We regulate and inspect residential services in order to protect vulnerable people of all ages who are receiving residential care services and to ensure that these people are receiving an appropriate standard and quality of service.

Inspections can be announced or unannounced and may take place at day or night:

  • to monitor continuing compliance with regulations and standards
  • following a change in circumstances (such as a new person in charge)
  • arising from a number of events, including information affecting the safety and well-being of residents.

To find out more about the different types of inspections and how our inspectors make their decisions, read our guidance on the inspection process.

How we make our decisions

We have adopted a common approach to inspecting and making judgments.

This common approach is informed by our Assessment Framework  and our Judgment Framework . These documents seek to provide assurance that our work is both transparent and consistent. They are publicly available so everyone can see that we make our decisions in a fair and consistent way.

The assessment framework outlines the key questions inspectors should ask, the evidence that should be gathered and lines of enquiry that should be followed. In turn, the Judgment Framework outlines the degree to which an aspect of the service may be deemed by HIQA to be non-compliant with regulations and or National Standards — be it a major non-compliance, a moderate non-compliance or substantially in compliance.

Thematic inspections

The themed approach to inspection encourages and facilitates improvement within residential services for older people.

As part of these thematic inspections, we have produced self-assessment questionnaires and regulatory guidance for nursing home providers. Each thematic inspection is unannounced and carried out over one day. Inspection reports are produced and published for each of the inspections. Practice guidance and self-assessment tools, designed to assist providers to measure their performance and identify areas for improvement are also provided.

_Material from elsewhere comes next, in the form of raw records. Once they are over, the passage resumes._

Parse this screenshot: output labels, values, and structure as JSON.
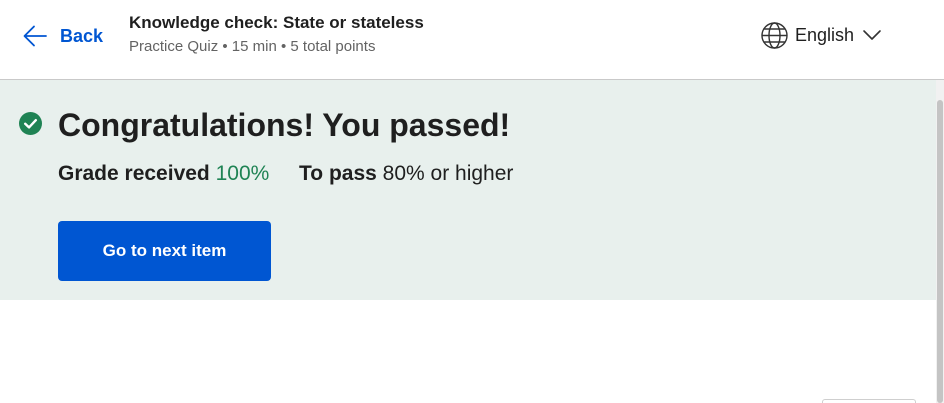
{
  "header": {
    "back_label": "Back",
    "title": "Knowledge check: State or stateless",
    "meta": "Practice Quiz • 15 min • 5 total points",
    "language": "English",
    "icons": {
      "back": "arrow-left-icon",
      "language": "globe-icon",
      "dropdown": "chevron-down-icon"
    }
  },
  "result": {
    "headline": "Congratulations! You passed!",
    "grade_label": "Grade received",
    "grade_value": "100%",
    "pass_label": "To pass",
    "pass_value": "80% or higher",
    "next_button": "Go to next item",
    "icon": "check-circle-icon"
  },
  "colors": {
    "brand_blue": "#0056d2",
    "success_green": "#1f8354",
    "banner_bg": "#e8f0ed"
  }
}
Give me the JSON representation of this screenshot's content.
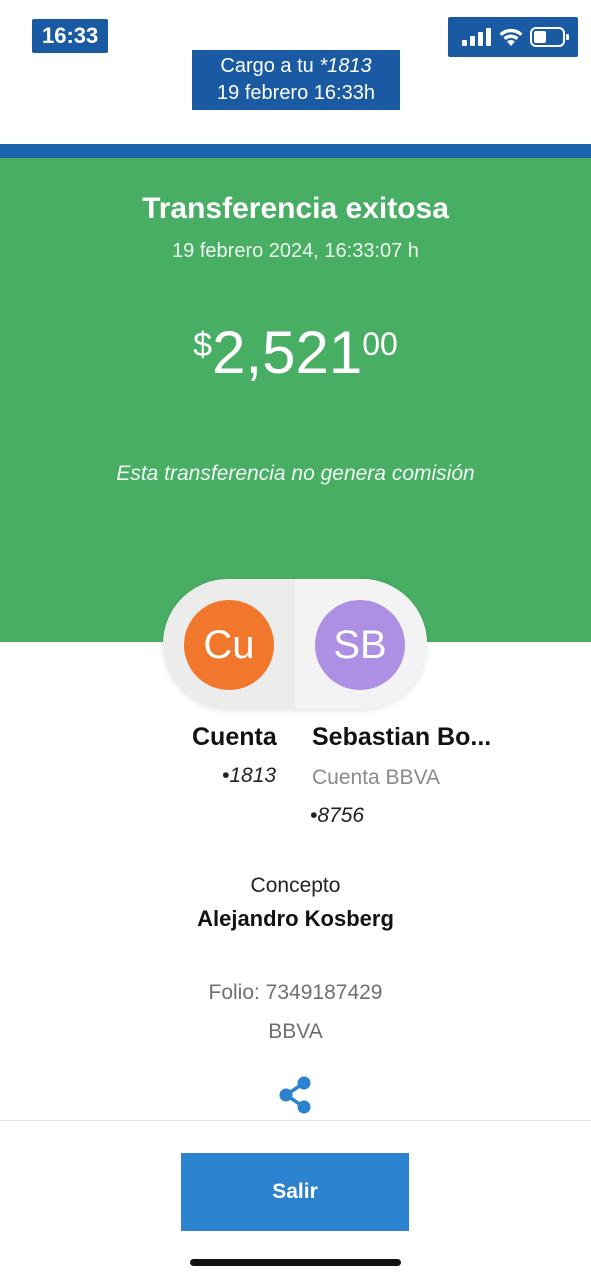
{
  "status_bar": {
    "time": "16:33"
  },
  "notification": {
    "line1_prefix": "Cargo a tu ",
    "line1_account": "*1813",
    "line2": "19 febrero 16:33h"
  },
  "transfer": {
    "title": "Transferencia exitosa",
    "datetime": "19 febrero 2024, 16:33:07 h",
    "amount": {
      "currency": "$",
      "integer": "2,521",
      "decimals": "00"
    },
    "commission_note": "Esta transferencia no genera comisión"
  },
  "from_account": {
    "initials": "Cu",
    "name": "Cuenta",
    "number": "•1813"
  },
  "to_account": {
    "initials": "SB",
    "name": "Sebastian Bo...",
    "bank_label": "Cuenta BBVA",
    "number": "•8756"
  },
  "concept": {
    "label": "Concepto",
    "value": "Alejandro Kosberg"
  },
  "folio": "Folio: 7349187429",
  "bank": "BBVA",
  "actions": {
    "exit_label": "Salir"
  },
  "colors": {
    "hero_green": "#48ae64",
    "brand_blue": "#1964ad",
    "button_blue": "#2b83d0",
    "avatar_orange": "#f0772c",
    "avatar_purple": "#ad8fe3"
  },
  "icons": {
    "signal": "signal-icon",
    "wifi": "wifi-icon",
    "battery": "battery-icon",
    "share": "share-icon"
  }
}
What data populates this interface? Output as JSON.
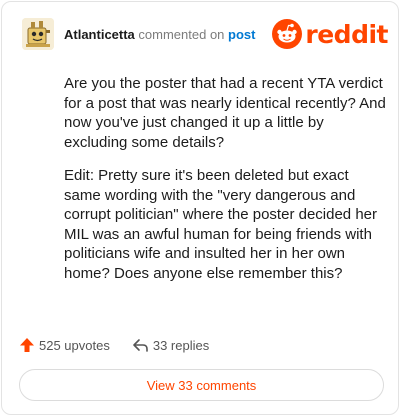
{
  "comment": {
    "username": "Atlanticetta",
    "action_text": "commented on",
    "post_link_label": "post",
    "avatar_icon": "snoo-avatar-icon",
    "paragraphs": [
      "Are you the poster that had a recent YTA verdict for a post that was nearly identical recently? And now you've just changed it up a little by excluding some details?",
      "Edit: Pretty sure it's been deleted but exact same wording with the \"very dangerous and corrupt politician\" where the poster decided her MIL was an awful human for being friends with politicians wife and insulted her in her own home? Does anyone else remember this?"
    ]
  },
  "brand": {
    "logo_text": "reddit",
    "logo_icon": "reddit-snoo-icon",
    "accent_color": "#ff4500"
  },
  "actions": {
    "upvotes_label": "525 upvotes",
    "upvote_icon": "upvote-arrow-icon",
    "replies_label": "33 replies",
    "reply_icon": "reply-arrow-icon"
  },
  "view_comments_label": "View 33 comments"
}
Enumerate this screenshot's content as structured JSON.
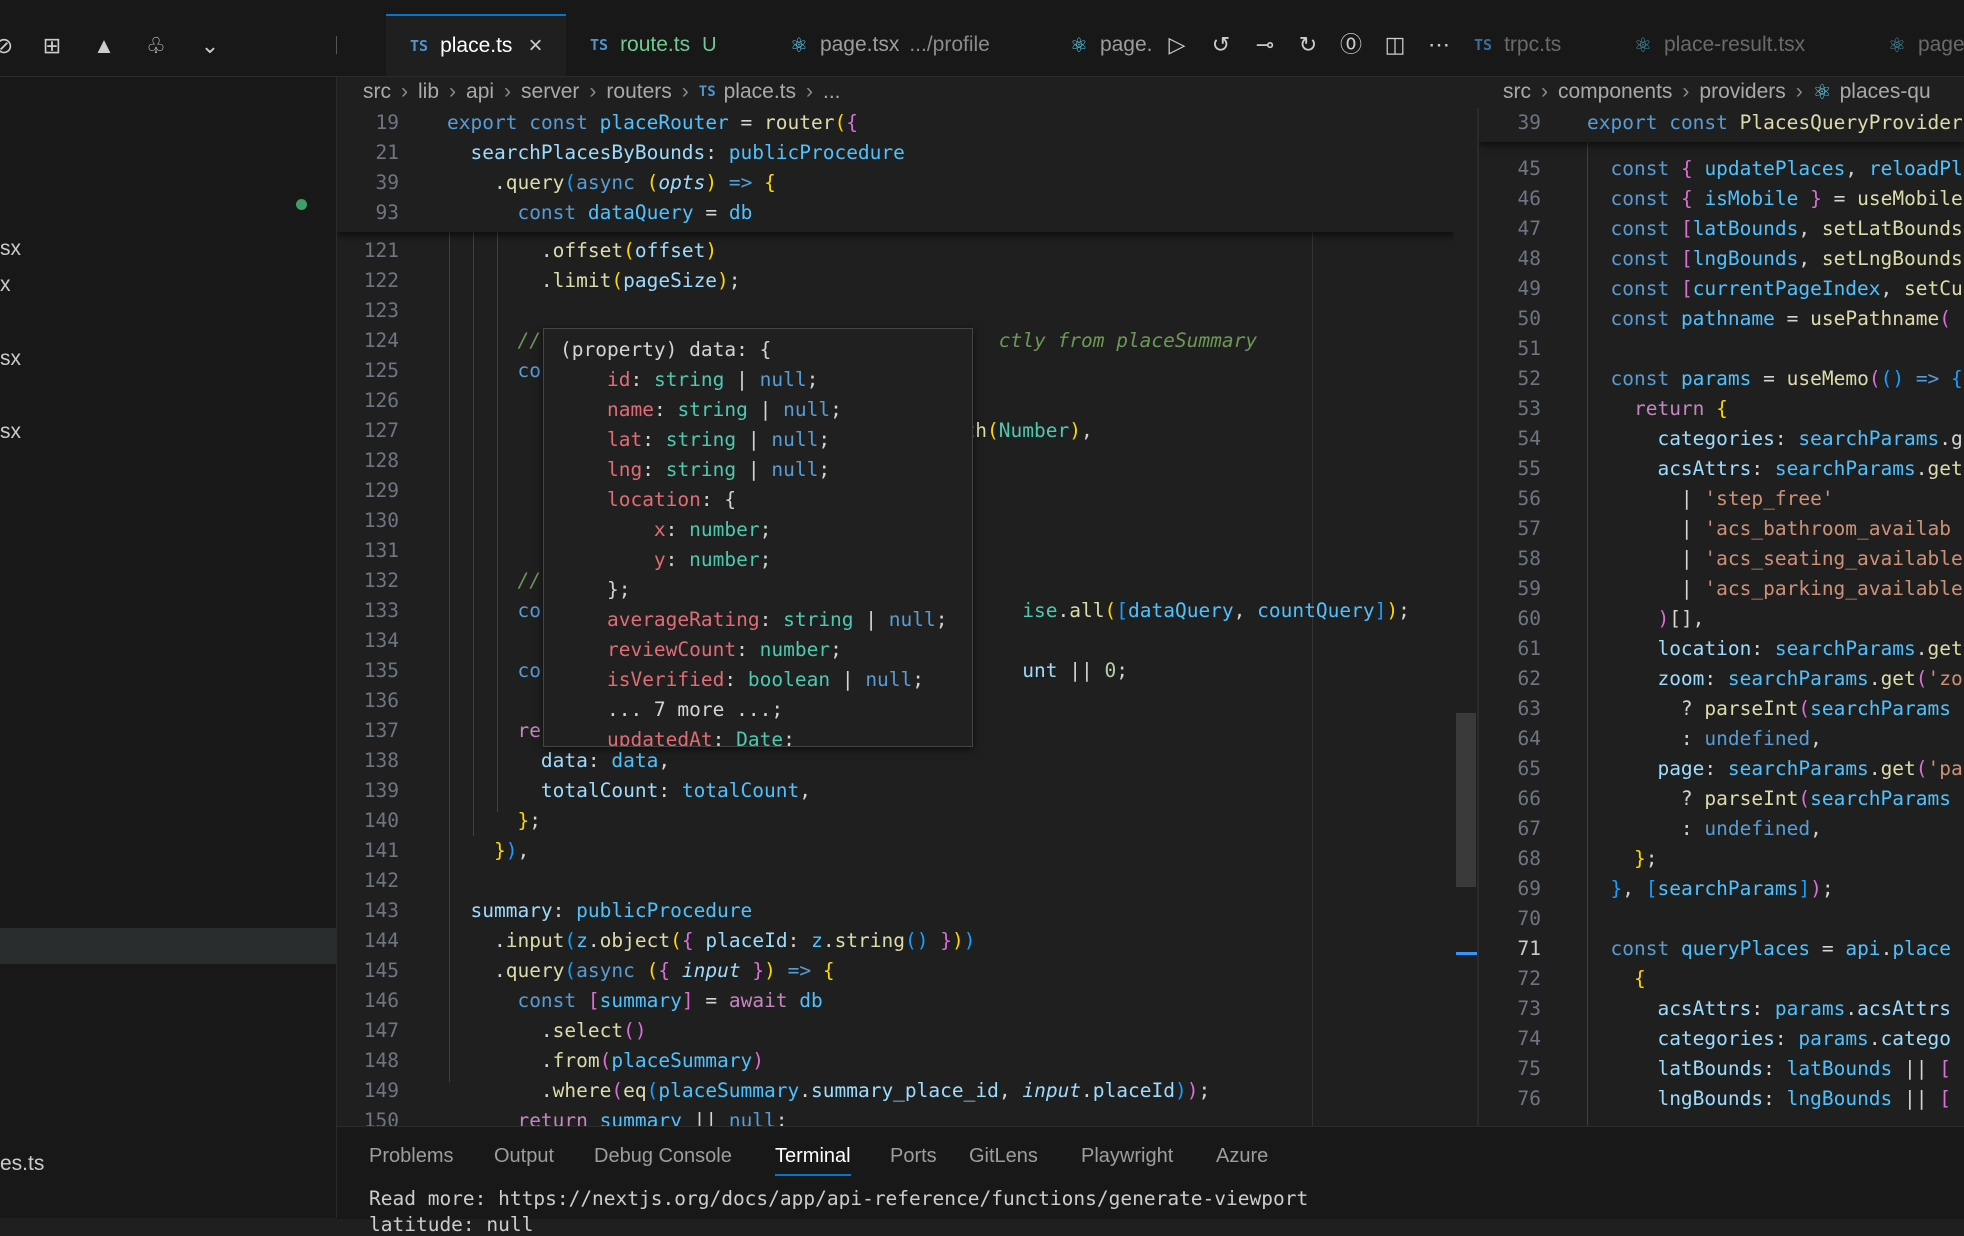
{
  "activity_icons": [
    "extensions-icon",
    "remote-explorer-icon",
    "vercel-icon",
    "tree-icon",
    "chevron-down-icon"
  ],
  "tabs": [
    {
      "name": "place.ts",
      "kind": "ts",
      "active": true
    },
    {
      "name": "route.ts",
      "kind": "ts",
      "git": "U"
    },
    {
      "name": "page.tsx",
      "kind": "react",
      "desc": ".../profile"
    },
    {
      "name": "page.",
      "kind": "react"
    },
    {
      "name": "trpc.ts",
      "kind": "ts"
    },
    {
      "name": "place-result.tsx",
      "kind": "react"
    },
    {
      "name": "page",
      "kind": "react"
    }
  ],
  "sidebar": {
    "items": [
      "sx",
      "x",
      "sx",
      "sx",
      "es.ts"
    ]
  },
  "left_breadcrumb": [
    "src",
    "lib",
    "api",
    "server",
    "routers",
    "place.ts",
    "..."
  ],
  "right_breadcrumb": [
    "src",
    "components",
    "providers",
    "places-qu"
  ],
  "left_line_numbers": [
    "121",
    "122",
    "123",
    "124",
    "125",
    "126",
    "127",
    "128",
    "129",
    "130",
    "131",
    "132",
    "133",
    "134",
    "135",
    "136",
    "137",
    "138",
    "139",
    "140",
    "141",
    "142",
    "143",
    "144",
    "145",
    "146",
    "147",
    "148",
    "149",
    "150"
  ],
  "left_sticky_numbers": [
    "19",
    "21",
    "39",
    "93"
  ],
  "right_line_numbers": [
    "39",
    "45",
    "46",
    "47",
    "48",
    "49",
    "50",
    "51",
    "52",
    "53",
    "54",
    "55",
    "56",
    "57",
    "58",
    "59",
    "60",
    "61",
    "62",
    "63",
    "64",
    "65",
    "66",
    "67",
    "68",
    "69",
    "70",
    "71",
    "72",
    "73",
    "74",
    "75",
    "76"
  ],
  "hover_header": "(property) data: {",
  "hover_more": "... 7 more ...;",
  "panel": {
    "tabs": [
      "Problems",
      "Output",
      "Debug Console",
      "Terminal",
      "Ports",
      "GitLens",
      "Playwright",
      "Azure"
    ],
    "active_tab": "Terminal",
    "terminal_line": "Read more: https://nextjs.org/docs/app/api-reference/functions/generate-viewport",
    "terminal_line2": "latitude: null"
  },
  "colors": {
    "editor_bg": "#1f1f1f",
    "chrome_bg": "#181818",
    "accent": "#0078d4"
  }
}
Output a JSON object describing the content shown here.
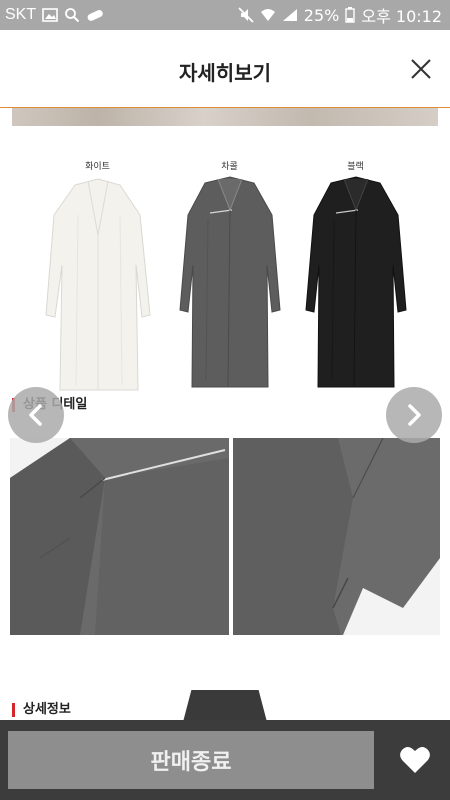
{
  "status_bar": {
    "carrier": "SKT",
    "battery": "25%",
    "time": "오후 10:12"
  },
  "header": {
    "title": "자세히보기"
  },
  "color_options": [
    {
      "label": "화이트",
      "color": "#f2f1ec"
    },
    {
      "label": "차콜",
      "color": "#5b5b5b"
    },
    {
      "label": "블랙",
      "color": "#1c1c1c"
    }
  ],
  "sections": {
    "detail_title": "상품 디테일",
    "info_title": "상세정보"
  },
  "bottom_bar": {
    "soldout_label": "판매종료"
  },
  "colors": {
    "status_bar": "#a8a8a8",
    "header_line": "#e08a3c",
    "section_marker": "#d4272c",
    "bottom_bar": "#3c3c3c",
    "button": "#8e8e8e"
  }
}
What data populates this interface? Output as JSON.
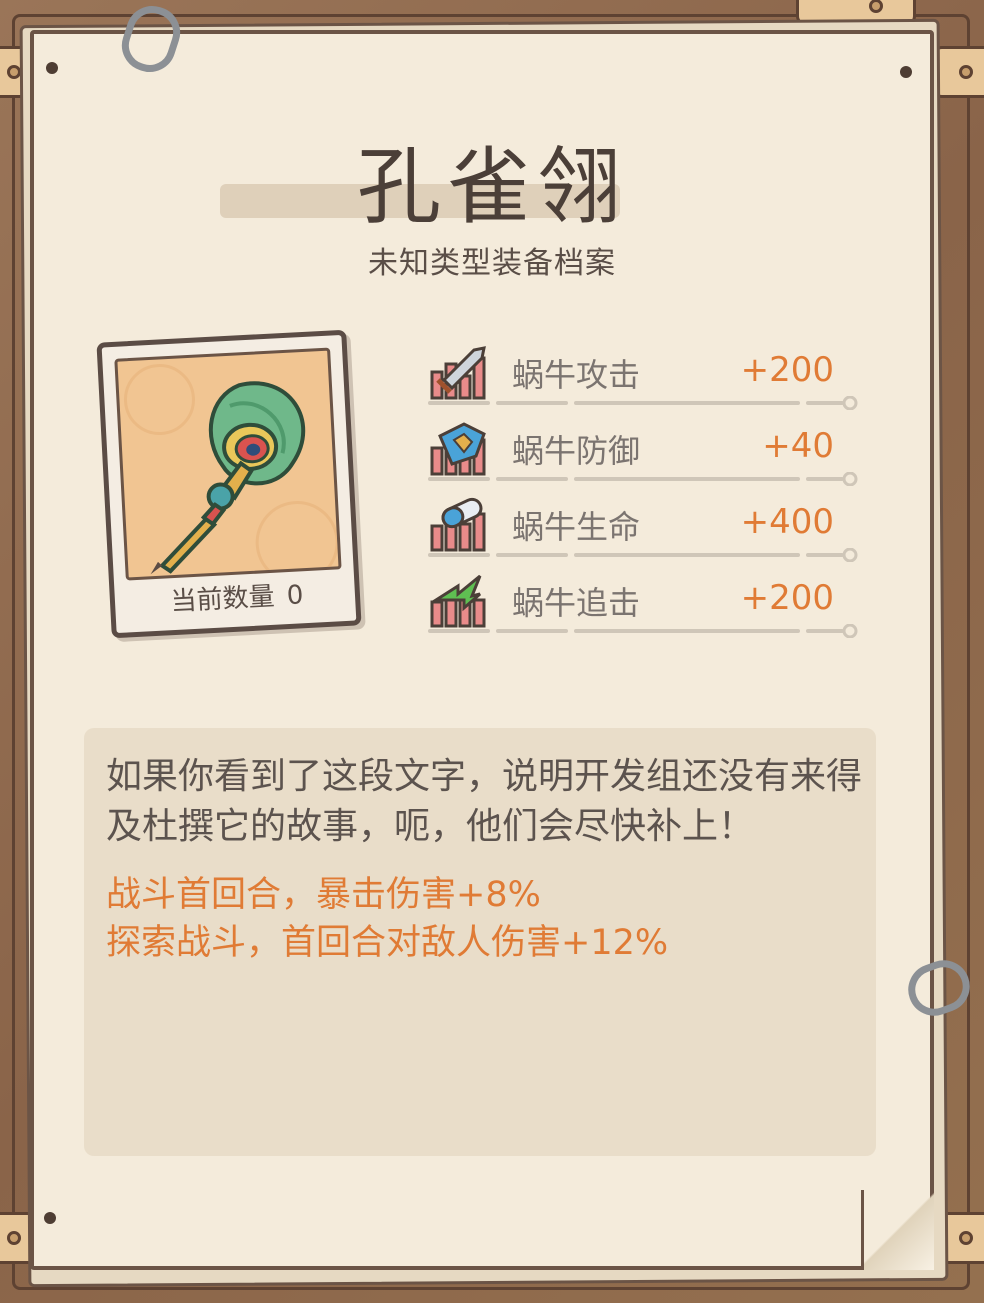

Food Nutrition Guidance and Self-assessment questionnaire

End of Life Guidance and Self-assessment questionnaire

Dementia Care

We have commenced a thematic inspection programme on Dementia Care.

The relevant guidance, self-assessment tool, and assessment and judgement frameworks can be accessed here.

During the inspection

The inspector will make observations about the premises, the care provided, how the residents’ privacy, dignity and autonomy is respected and promoted

The inspector will be happy to speak with any resident, family member, representative or staff member; and will also understand that some residents and relatives may not want to talk with an inspector.

The inspector will also send out resident and family questionnaires to the centre before announced inspections take place. This is to allow residents and their relatives to provide feedback to HIQA should they wish to do so. Throughout the inspection process, the inspector will be required to act in line with our Code of conduct for inspectors and our Code of Business conduct.  Where concerns arise, we encourage services to inform us as soon as possible.

After the inspection

Inspection reports guide members of the public in choosing centres on the basis of sound, unbiased evidence, as all our inspection reports are published without fear or favour on our website. Inspection reports also assure the public on standards of care in centres.